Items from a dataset
BEGIN

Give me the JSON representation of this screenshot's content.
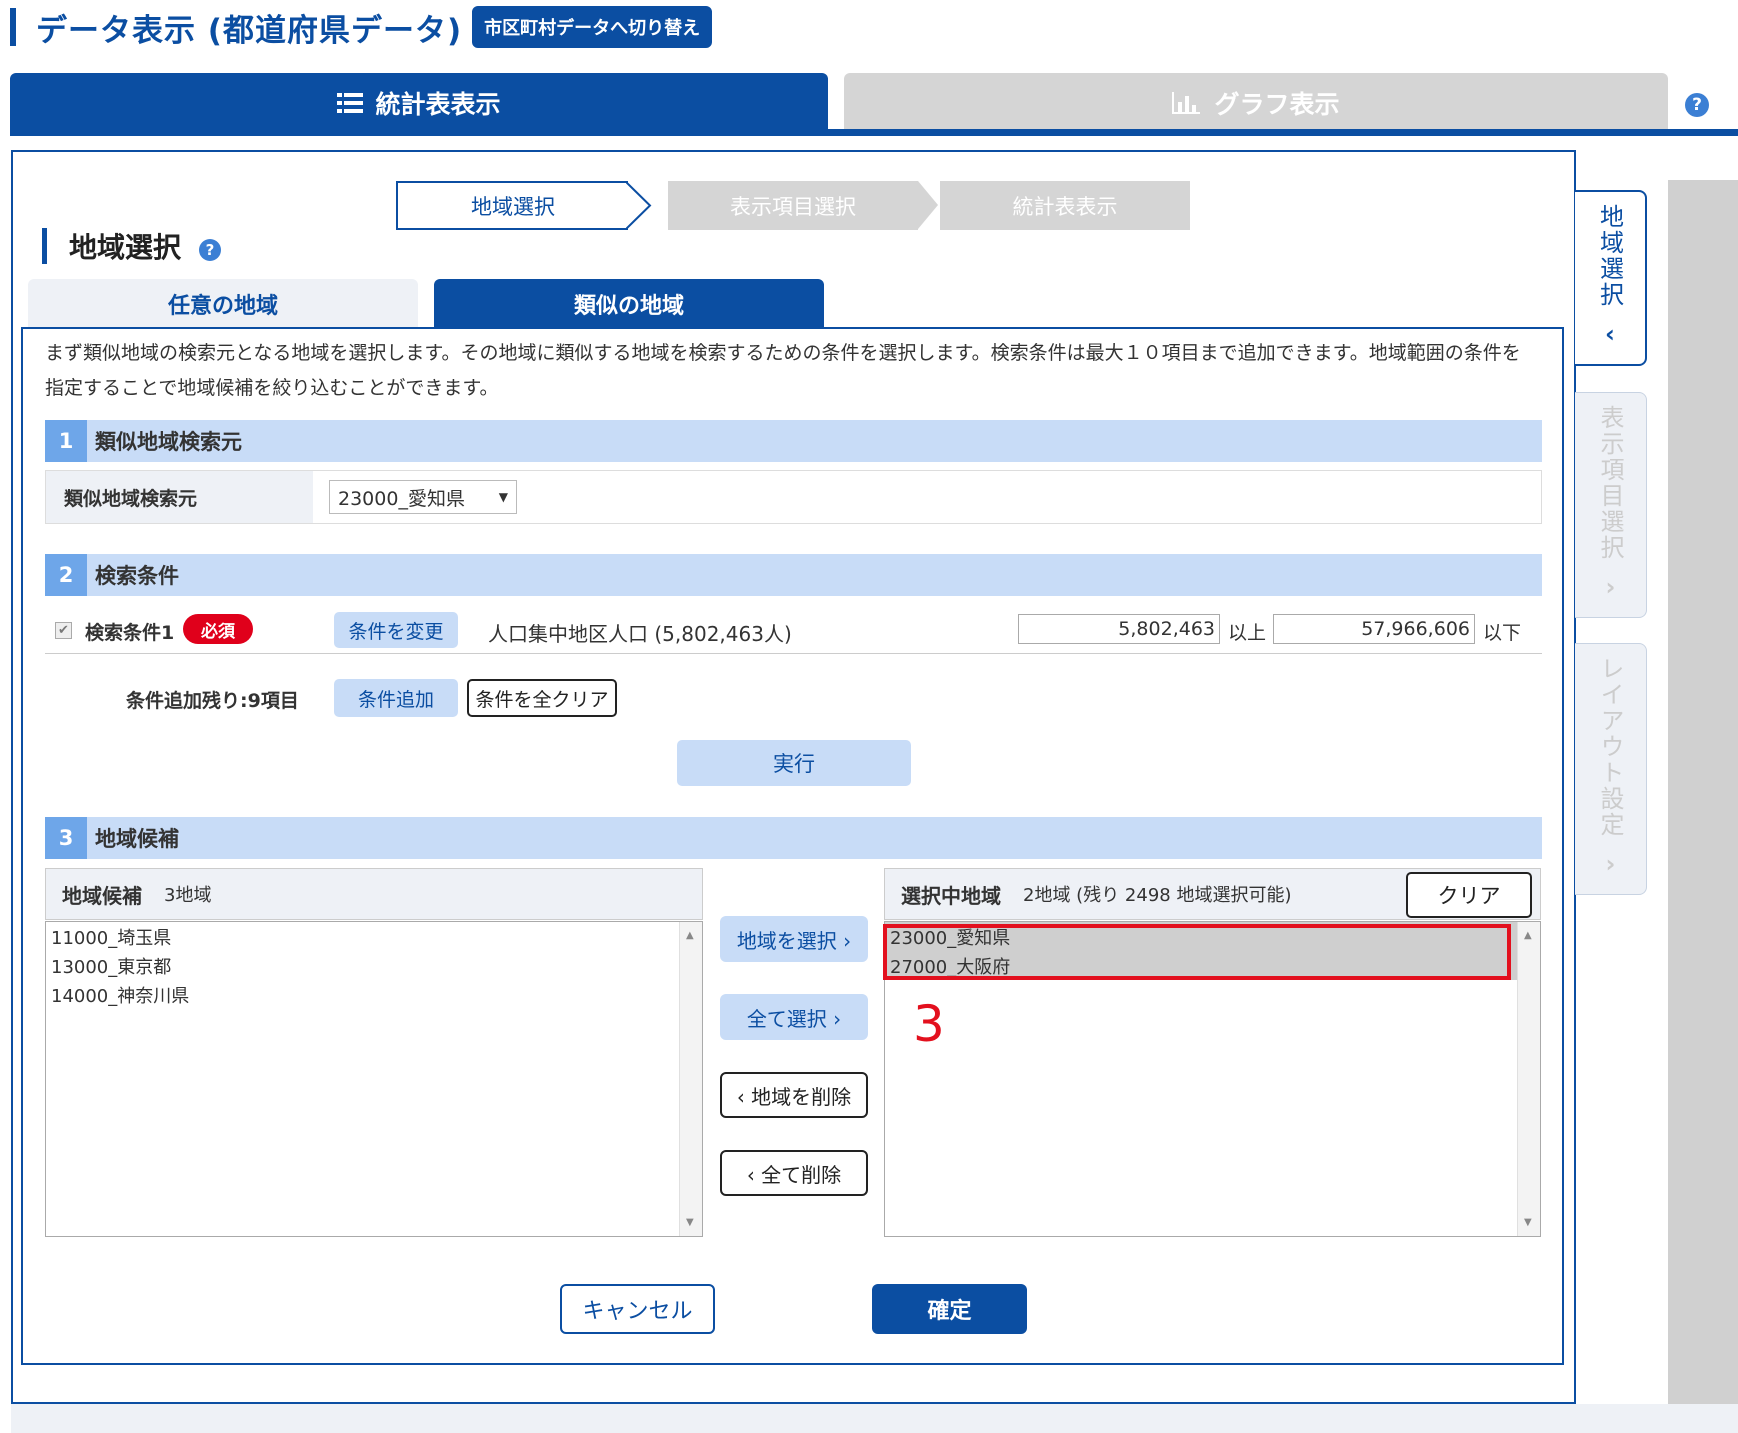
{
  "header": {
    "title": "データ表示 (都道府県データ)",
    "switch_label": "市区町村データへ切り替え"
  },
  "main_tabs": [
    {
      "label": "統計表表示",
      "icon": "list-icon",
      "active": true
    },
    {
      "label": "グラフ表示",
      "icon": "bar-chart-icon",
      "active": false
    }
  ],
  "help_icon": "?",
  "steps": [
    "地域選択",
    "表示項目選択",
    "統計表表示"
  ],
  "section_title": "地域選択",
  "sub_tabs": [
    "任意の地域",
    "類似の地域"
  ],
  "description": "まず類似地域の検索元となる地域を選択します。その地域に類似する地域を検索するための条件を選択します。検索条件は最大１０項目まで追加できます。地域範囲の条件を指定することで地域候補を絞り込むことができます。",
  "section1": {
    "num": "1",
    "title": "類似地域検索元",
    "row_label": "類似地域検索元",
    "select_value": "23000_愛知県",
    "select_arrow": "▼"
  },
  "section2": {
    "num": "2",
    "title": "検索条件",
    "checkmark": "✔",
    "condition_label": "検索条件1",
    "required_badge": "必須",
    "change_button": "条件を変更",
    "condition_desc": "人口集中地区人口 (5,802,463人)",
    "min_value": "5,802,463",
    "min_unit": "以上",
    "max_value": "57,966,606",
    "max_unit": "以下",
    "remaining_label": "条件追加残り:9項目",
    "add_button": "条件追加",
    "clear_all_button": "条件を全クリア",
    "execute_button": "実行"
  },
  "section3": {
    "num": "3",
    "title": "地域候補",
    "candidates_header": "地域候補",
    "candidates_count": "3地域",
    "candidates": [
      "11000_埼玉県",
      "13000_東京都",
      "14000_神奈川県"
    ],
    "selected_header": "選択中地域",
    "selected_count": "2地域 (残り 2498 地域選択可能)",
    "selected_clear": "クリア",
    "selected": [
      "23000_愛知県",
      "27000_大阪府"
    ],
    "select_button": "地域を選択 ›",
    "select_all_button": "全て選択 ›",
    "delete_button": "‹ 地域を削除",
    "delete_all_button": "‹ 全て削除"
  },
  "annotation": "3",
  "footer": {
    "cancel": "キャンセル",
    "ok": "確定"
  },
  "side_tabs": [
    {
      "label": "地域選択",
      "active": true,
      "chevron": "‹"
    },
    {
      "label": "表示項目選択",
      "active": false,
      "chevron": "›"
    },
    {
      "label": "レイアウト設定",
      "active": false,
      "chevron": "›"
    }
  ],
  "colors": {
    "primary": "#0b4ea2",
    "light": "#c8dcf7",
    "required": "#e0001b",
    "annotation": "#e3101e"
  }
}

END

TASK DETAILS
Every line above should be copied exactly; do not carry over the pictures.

PROBLEM SOLUTION
Give me the JSON representation of this screenshot's content.
{
  "header": {
    "title": "データ表示 (都道府県データ)",
    "switch_label": "市区町村データへ切り替え"
  },
  "main_tabs": [
    {
      "label": "統計表表示",
      "icon": "list-icon",
      "active": true
    },
    {
      "label": "グラフ表示",
      "icon": "bar-chart-icon",
      "active": false
    }
  ],
  "help_icon": "?",
  "steps": [
    "地域選択",
    "表示項目選択",
    "統計表表示"
  ],
  "section_title": "地域選択",
  "sub_tabs": [
    "任意の地域",
    "類似の地域"
  ],
  "description": "まず類似地域の検索元となる地域を選択します。その地域に類似する地域を検索するための条件を選択します。検索条件は最大１０項目まで追加できます。地域範囲の条件を指定することで地域候補を絞り込むことができます。",
  "section1": {
    "num": "1",
    "title": "類似地域検索元",
    "row_label": "類似地域検索元",
    "select_value": "23000_愛知県",
    "select_arrow": "▼"
  },
  "section2": {
    "num": "2",
    "title": "検索条件",
    "checkmark": "✔",
    "condition_label": "検索条件1",
    "required_badge": "必須",
    "change_button": "条件を変更",
    "condition_desc": "人口集中地区人口 (5,802,463人)",
    "min_value": "5,802,463",
    "min_unit": "以上",
    "max_value": "57,966,606",
    "max_unit": "以下",
    "remaining_label": "条件追加残り:9項目",
    "add_button": "条件追加",
    "clear_all_button": "条件を全クリア",
    "execute_button": "実行"
  },
  "section3": {
    "num": "3",
    "title": "地域候補",
    "candidates_header": "地域候補",
    "candidates_count": "3地域",
    "candidates": [
      "11000_埼玉県",
      "13000_東京都",
      "14000_神奈川県"
    ],
    "selected_header": "選択中地域",
    "selected_count": "2地域 (残り 2498 地域選択可能)",
    "selected_clear": "クリア",
    "selected": [
      "23000_愛知県",
      "27000_大阪府"
    ],
    "select_button": "地域を選択 ›",
    "select_all_button": "全て選択 ›",
    "delete_button": "‹ 地域を削除",
    "delete_all_button": "‹ 全て削除"
  },
  "annotation": "3",
  "footer": {
    "cancel": "キャンセル",
    "ok": "確定"
  },
  "side_tabs": [
    {
      "label": "地域選択",
      "active": true,
      "chevron": "‹"
    },
    {
      "label": "表示項目選択",
      "active": false,
      "chevron": "›"
    },
    {
      "label": "レイアウト設定",
      "active": false,
      "chevron": "›"
    }
  ],
  "colors": {
    "primary": "#0b4ea2",
    "light": "#c8dcf7",
    "required": "#e0001b",
    "annotation": "#e3101e"
  }
}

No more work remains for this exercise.